That is essentially what happened in the last few decades as China moved from isolation to deeply integrated into the global economy. When the country joined the World Trade Organization in 2001, its population was 1.28 billion, larger than that of the 34 advanced countries that make up the Organization for Economic Co-operation and Development (1.16 billion).
However, this was a one-time adjustment, and wages are rising rapidly in China as it goes beyond cheap manufacturing to more sophisticated goods. India, the only other country with a comparable population, is already well integrated into the world economy. As globalization continues, it should be a gradual process.
9. There is only one Mexico
For years after the North American Free Trade Agreement came into force in 1994, American workers competed with lower-income Mexicans. As in China, the new momentum improved the long-term economic outlook for the United States, but in the short term it was bad for many American factory workers.
But it was also a one-time adjustment. Even before President Trump, most of the trade agreements being negotiated were no longer focused on facilitating imports from low-wage countries. The main goal was to improve trade rules for American companies doing business in other rich countries.
10. The offshoring revolution takes place most of the time
Once upon a time when you were an American company that needed to run a customer service call center or perform some labor-intensive IT work, you had no choice but to hire a group of Americans to do it. The advent of low cost, instant global telecommunications has changed that, allowing you to work where the cost has been lowest.
In the first decade of the 2000s, American companies did just that on a large scale, moving to places like India and the Philippines. It’s a slightly different take on the earlier farm analogy; A Kansas customer service operator was suddenly competing with millions of lower-income Indians for a job.
But it’s not that the internet can be invented a second time.
Feel a topic here?

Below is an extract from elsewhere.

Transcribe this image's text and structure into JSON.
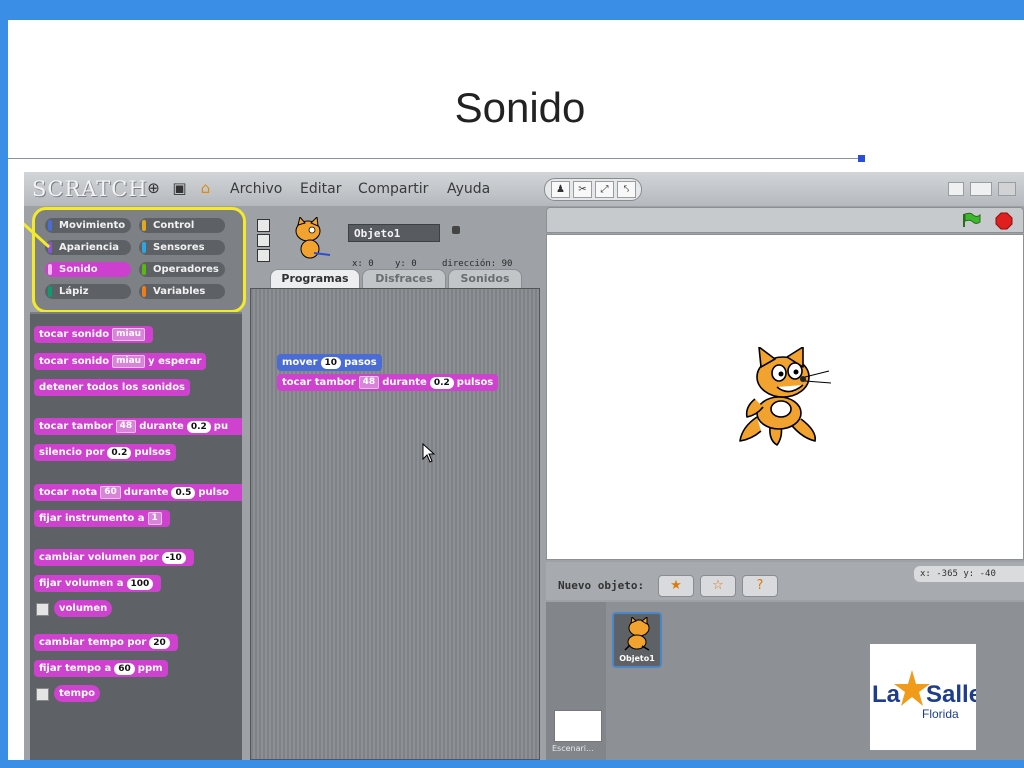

In the early years of the 21st century, a combination of globalization and technological advancement put American workers in competition with billions of workers around the world.